====== Given records ======

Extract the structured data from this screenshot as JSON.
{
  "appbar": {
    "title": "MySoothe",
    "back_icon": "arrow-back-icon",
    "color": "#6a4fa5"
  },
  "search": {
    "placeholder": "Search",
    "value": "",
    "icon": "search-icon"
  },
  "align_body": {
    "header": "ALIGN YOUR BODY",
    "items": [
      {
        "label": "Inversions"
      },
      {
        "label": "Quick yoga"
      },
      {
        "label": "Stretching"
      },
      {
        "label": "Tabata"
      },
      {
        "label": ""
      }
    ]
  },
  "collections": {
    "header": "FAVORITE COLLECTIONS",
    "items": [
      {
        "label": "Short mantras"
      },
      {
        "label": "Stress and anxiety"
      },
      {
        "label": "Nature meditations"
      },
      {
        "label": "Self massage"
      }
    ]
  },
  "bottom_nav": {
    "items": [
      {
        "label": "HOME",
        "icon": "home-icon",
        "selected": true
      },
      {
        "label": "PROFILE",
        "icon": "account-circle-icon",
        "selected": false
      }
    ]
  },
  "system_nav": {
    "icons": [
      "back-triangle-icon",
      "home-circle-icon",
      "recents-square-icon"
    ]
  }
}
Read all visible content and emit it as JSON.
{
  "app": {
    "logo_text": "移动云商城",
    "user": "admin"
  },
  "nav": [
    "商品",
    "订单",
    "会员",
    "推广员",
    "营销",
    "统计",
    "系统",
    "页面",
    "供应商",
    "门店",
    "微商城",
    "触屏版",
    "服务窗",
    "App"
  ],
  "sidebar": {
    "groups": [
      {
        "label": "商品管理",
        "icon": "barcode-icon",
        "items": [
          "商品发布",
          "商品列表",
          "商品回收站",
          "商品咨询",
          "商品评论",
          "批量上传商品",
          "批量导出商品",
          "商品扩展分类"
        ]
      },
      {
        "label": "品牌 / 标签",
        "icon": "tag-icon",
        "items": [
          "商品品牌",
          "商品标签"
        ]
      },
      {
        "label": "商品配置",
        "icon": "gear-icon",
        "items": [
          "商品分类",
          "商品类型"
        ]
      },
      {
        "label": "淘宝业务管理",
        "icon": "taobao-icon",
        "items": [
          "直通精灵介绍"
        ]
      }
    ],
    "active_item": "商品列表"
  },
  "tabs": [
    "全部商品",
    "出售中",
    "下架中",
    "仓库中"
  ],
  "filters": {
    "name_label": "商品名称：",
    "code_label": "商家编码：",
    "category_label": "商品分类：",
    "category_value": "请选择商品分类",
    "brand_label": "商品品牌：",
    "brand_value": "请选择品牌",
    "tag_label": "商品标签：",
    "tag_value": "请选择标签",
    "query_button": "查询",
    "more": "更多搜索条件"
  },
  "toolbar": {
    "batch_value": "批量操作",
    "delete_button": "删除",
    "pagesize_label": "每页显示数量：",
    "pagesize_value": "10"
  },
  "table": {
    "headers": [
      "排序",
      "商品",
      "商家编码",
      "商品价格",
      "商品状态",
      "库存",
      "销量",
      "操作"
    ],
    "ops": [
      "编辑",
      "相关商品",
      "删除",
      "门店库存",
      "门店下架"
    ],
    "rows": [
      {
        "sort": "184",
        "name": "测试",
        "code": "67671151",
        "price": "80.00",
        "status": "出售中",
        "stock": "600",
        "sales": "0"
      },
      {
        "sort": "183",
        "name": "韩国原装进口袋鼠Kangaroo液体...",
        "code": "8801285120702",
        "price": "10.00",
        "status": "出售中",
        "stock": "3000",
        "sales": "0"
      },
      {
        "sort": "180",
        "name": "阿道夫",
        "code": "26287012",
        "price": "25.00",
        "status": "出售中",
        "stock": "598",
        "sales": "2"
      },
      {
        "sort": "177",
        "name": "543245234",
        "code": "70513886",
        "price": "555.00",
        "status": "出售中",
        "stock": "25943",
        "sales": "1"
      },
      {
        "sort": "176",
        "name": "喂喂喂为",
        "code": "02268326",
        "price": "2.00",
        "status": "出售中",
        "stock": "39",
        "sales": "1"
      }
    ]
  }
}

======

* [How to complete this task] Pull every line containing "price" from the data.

* [Response area]
        "price": "80.00",
        "price": "10.00",
        "price": "25.00",
        "price": "555.00",
        "price": "2.00",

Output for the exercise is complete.